--- STUDY MATERIAL ---
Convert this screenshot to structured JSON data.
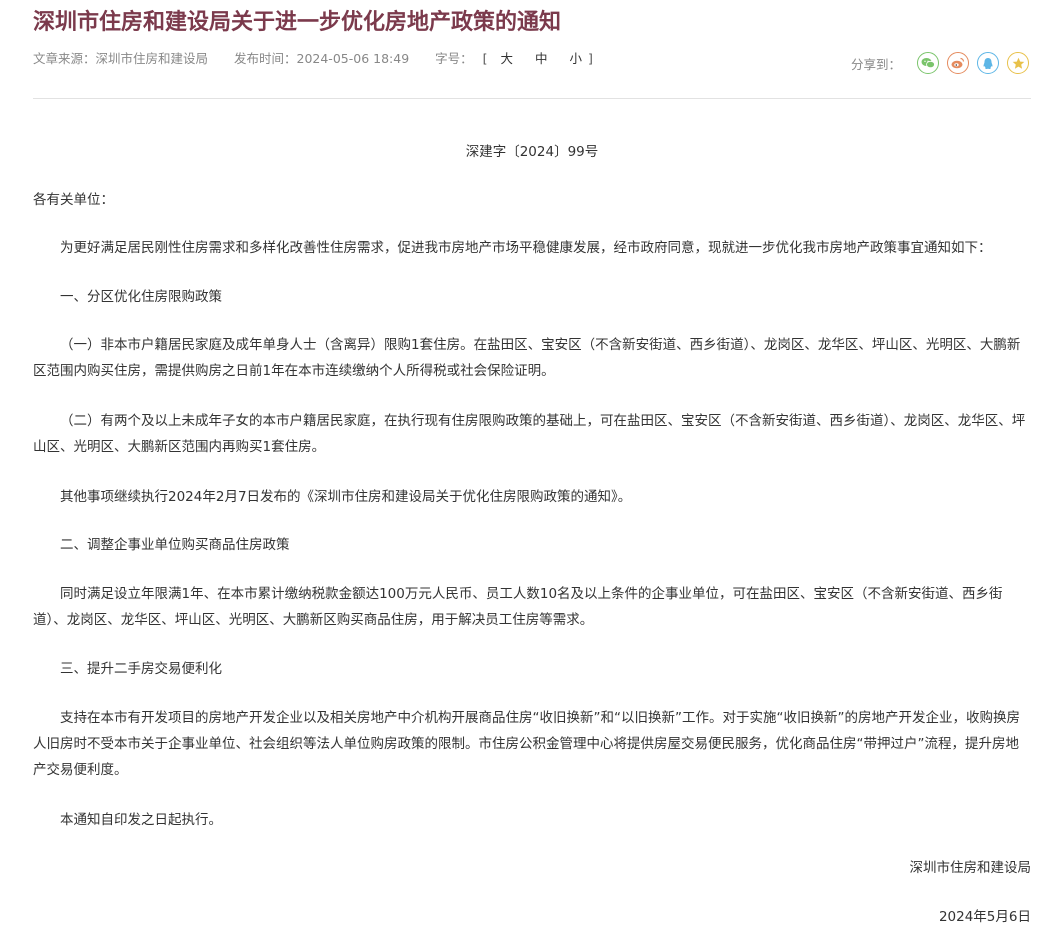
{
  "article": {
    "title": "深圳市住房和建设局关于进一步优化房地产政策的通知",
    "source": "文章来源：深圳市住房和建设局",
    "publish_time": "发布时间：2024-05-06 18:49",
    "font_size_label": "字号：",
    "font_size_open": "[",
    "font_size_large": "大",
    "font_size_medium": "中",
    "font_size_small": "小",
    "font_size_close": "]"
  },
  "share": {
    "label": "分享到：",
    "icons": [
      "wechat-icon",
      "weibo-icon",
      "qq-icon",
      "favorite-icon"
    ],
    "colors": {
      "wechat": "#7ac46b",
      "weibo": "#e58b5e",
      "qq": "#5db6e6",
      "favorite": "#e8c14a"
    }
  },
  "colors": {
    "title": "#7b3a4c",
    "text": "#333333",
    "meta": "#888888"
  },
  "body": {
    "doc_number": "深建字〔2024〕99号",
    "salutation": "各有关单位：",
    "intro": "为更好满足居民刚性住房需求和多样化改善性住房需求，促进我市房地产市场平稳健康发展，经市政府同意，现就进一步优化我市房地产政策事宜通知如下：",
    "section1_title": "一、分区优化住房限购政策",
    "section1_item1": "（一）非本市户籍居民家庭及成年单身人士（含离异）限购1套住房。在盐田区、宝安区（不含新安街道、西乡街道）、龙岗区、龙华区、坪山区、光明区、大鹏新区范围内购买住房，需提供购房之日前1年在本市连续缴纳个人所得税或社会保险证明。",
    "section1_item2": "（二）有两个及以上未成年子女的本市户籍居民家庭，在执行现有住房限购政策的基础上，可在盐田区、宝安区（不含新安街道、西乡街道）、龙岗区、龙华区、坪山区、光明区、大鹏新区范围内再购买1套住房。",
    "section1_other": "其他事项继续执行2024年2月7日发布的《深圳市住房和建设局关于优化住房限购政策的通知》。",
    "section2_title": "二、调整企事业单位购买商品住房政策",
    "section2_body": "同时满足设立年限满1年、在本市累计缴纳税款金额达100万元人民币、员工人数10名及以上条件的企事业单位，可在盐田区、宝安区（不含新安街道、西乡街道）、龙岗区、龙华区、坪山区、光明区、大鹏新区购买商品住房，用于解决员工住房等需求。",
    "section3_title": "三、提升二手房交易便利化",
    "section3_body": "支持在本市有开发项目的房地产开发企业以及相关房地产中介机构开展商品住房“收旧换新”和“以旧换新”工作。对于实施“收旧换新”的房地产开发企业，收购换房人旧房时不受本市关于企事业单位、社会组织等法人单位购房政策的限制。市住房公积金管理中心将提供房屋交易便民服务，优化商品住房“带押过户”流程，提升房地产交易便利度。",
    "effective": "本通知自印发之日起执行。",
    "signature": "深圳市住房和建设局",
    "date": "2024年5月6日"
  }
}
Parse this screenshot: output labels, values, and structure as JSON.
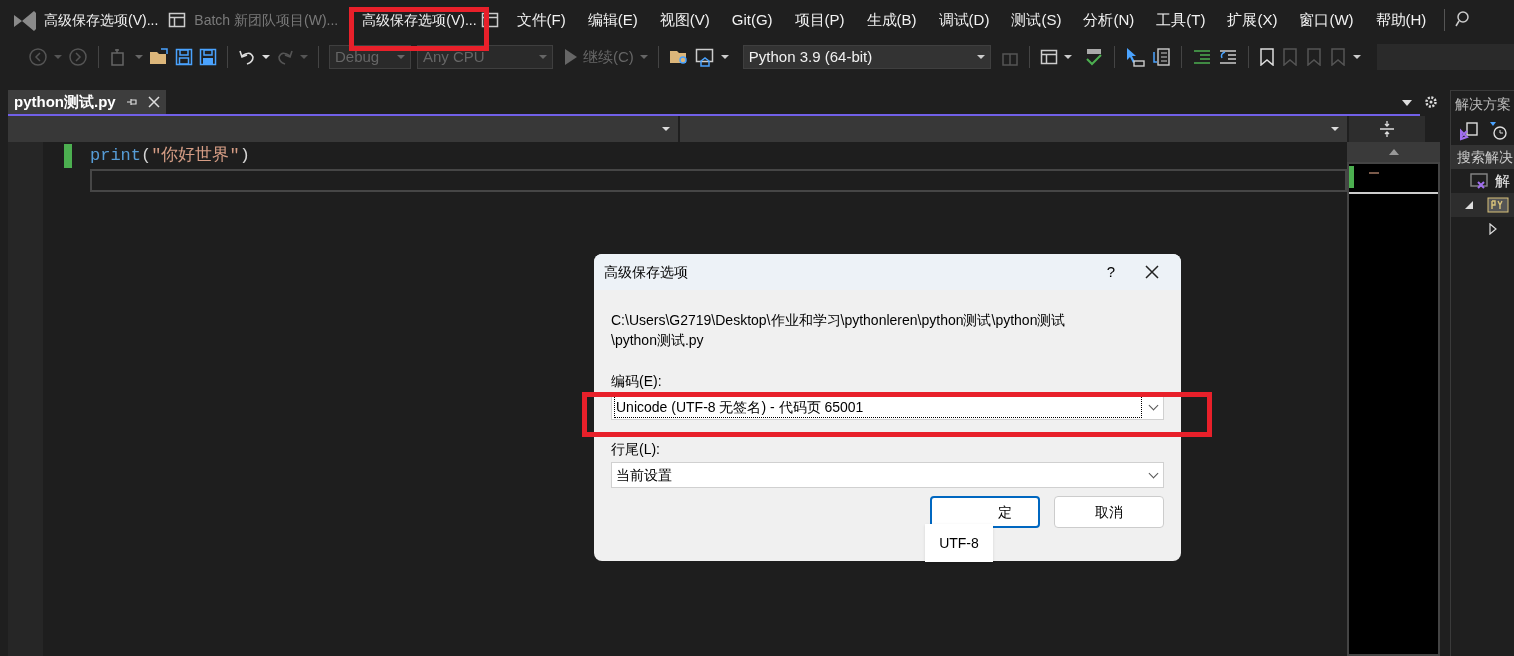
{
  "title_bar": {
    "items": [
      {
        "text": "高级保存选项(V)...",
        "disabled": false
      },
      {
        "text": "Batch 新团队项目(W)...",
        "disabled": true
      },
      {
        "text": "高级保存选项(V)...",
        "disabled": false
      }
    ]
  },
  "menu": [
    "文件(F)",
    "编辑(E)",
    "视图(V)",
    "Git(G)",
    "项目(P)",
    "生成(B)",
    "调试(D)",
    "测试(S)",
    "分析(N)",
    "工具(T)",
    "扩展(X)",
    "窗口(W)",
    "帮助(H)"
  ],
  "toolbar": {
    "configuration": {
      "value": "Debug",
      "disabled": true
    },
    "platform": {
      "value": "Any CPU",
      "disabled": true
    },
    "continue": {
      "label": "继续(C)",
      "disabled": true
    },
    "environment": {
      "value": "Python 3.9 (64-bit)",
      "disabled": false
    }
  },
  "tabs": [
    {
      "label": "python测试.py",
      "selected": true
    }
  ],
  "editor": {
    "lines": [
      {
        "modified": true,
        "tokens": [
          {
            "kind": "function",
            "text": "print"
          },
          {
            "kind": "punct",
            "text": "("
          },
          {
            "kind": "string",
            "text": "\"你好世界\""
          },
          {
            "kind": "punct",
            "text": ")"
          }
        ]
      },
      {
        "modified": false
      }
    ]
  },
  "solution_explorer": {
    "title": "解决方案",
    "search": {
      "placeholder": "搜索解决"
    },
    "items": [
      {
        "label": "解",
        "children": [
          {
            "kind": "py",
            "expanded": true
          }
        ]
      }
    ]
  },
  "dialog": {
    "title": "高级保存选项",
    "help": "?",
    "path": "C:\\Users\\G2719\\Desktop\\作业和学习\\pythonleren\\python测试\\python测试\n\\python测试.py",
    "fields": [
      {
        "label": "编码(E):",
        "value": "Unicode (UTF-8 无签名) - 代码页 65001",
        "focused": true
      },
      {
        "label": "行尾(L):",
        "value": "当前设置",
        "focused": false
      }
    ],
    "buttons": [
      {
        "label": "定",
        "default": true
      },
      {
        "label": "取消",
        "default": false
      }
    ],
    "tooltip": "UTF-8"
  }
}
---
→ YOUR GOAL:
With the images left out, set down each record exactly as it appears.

→ REPLY TO THE EXERCISE:
Convert this screenshot to structured JSON data.
{
  "article": {
    "title": "深圳市住房和建设局关于进一步优化房地产政策的通知",
    "source": "文章来源：深圳市住房和建设局",
    "publish_time": "发布时间：2024-05-06 18:49",
    "font_size_label": "字号：",
    "font_size_open": "[",
    "font_size_large": "大",
    "font_size_medium": "中",
    "font_size_small": "小",
    "font_size_close": "]"
  },
  "share": {
    "label": "分享到：",
    "icons": [
      "wechat-icon",
      "weibo-icon",
      "qq-icon",
      "favorite-icon"
    ],
    "colors": {
      "wechat": "#7ac46b",
      "weibo": "#e58b5e",
      "qq": "#5db6e6",
      "favorite": "#e8c14a"
    }
  },
  "colors": {
    "title": "#7b3a4c",
    "text": "#333333",
    "meta": "#888888"
  },
  "body": {
    "doc_number": "深建字〔2024〕99号",
    "salutation": "各有关单位：",
    "intro": "为更好满足居民刚性住房需求和多样化改善性住房需求，促进我市房地产市场平稳健康发展，经市政府同意，现就进一步优化我市房地产政策事宜通知如下：",
    "section1_title": "一、分区优化住房限购政策",
    "section1_item1": "（一）非本市户籍居民家庭及成年单身人士（含离异）限购1套住房。在盐田区、宝安区（不含新安街道、西乡街道）、龙岗区、龙华区、坪山区、光明区、大鹏新区范围内购买住房，需提供购房之日前1年在本市连续缴纳个人所得税或社会保险证明。",
    "section1_item2": "（二）有两个及以上未成年子女的本市户籍居民家庭，在执行现有住房限购政策的基础上，可在盐田区、宝安区（不含新安街道、西乡街道）、龙岗区、龙华区、坪山区、光明区、大鹏新区范围内再购买1套住房。",
    "section1_other": "其他事项继续执行2024年2月7日发布的《深圳市住房和建设局关于优化住房限购政策的通知》。",
    "section2_title": "二、调整企事业单位购买商品住房政策",
    "section2_body": "同时满足设立年限满1年、在本市累计缴纳税款金额达100万元人民币、员工人数10名及以上条件的企事业单位，可在盐田区、宝安区（不含新安街道、西乡街道）、龙岗区、龙华区、坪山区、光明区、大鹏新区购买商品住房，用于解决员工住房等需求。",
    "section3_title": "三、提升二手房交易便利化",
    "section3_body": "支持在本市有开发项目的房地产开发企业以及相关房地产中介机构开展商品住房“收旧换新”和“以旧换新”工作。对于实施“收旧换新”的房地产开发企业，收购换房人旧房时不受本市关于企事业单位、社会组织等法人单位购房政策的限制。市住房公积金管理中心将提供房屋交易便民服务，优化商品住房“带押过户”流程，提升房地产交易便利度。",
    "effective": "本通知自印发之日起执行。",
    "signature": "深圳市住房和建设局",
    "date": "2024年5月6日"
  }
}
Parse this screenshot: output labels, values, and structure as JSON.
{
  "title_bar": {
    "items": [
      {
        "text": "高级保存选项(V)...",
        "disabled": false
      },
      {
        "text": "Batch 新团队项目(W)...",
        "disabled": true
      },
      {
        "text": "高级保存选项(V)...",
        "disabled": false
      }
    ]
  },
  "menu": [
    "文件(F)",
    "编辑(E)",
    "视图(V)",
    "Git(G)",
    "项目(P)",
    "生成(B)",
    "调试(D)",
    "测试(S)",
    "分析(N)",
    "工具(T)",
    "扩展(X)",
    "窗口(W)",
    "帮助(H)"
  ],
  "toolbar": {
    "configuration": {
      "value": "Debug",
      "disabled": true
    },
    "platform": {
      "value": "Any CPU",
      "disabled": true
    },
    "continue": {
      "label": "继续(C)",
      "disabled": true
    },
    "environment": {
      "value": "Python 3.9 (64-bit)",
      "disabled": false
    }
  },
  "tabs": [
    {
      "label": "python测试.py",
      "selected": true
    }
  ],
  "editor": {
    "lines": [
      {
        "modified": true,
        "tokens": [
          {
            "kind": "function",
            "text": "print"
          },
          {
            "kind": "punct",
            "text": "("
          },
          {
            "kind": "string",
            "text": "\"你好世界\""
          },
          {
            "kind": "punct",
            "text": ")"
          }
        ]
      },
      {
        "modified": false
      }
    ]
  },
  "solution_explorer": {
    "title": "解决方案",
    "search": {
      "placeholder": "搜索解决"
    },
    "items": [
      {
        "label": "解",
        "children": [
          {
            "kind": "py",
            "expanded": true
          }
        ]
      }
    ]
  },
  "dialog": {
    "title": "高级保存选项",
    "help": "?",
    "path": "C:\\Users\\G2719\\Desktop\\作业和学习\\pythonleren\\python测试\\python测试\n\\python测试.py",
    "fields": [
      {
        "label": "编码(E):",
        "value": "Unicode (UTF-8 无签名) - 代码页 65001",
        "focused": true
      },
      {
        "label": "行尾(L):",
        "value": "当前设置",
        "focused": false
      }
    ],
    "buttons": [
      {
        "label": "定",
        "default": true
      },
      {
        "label": "取消",
        "default": false
      }
    ],
    "tooltip": "UTF-8"
  }
}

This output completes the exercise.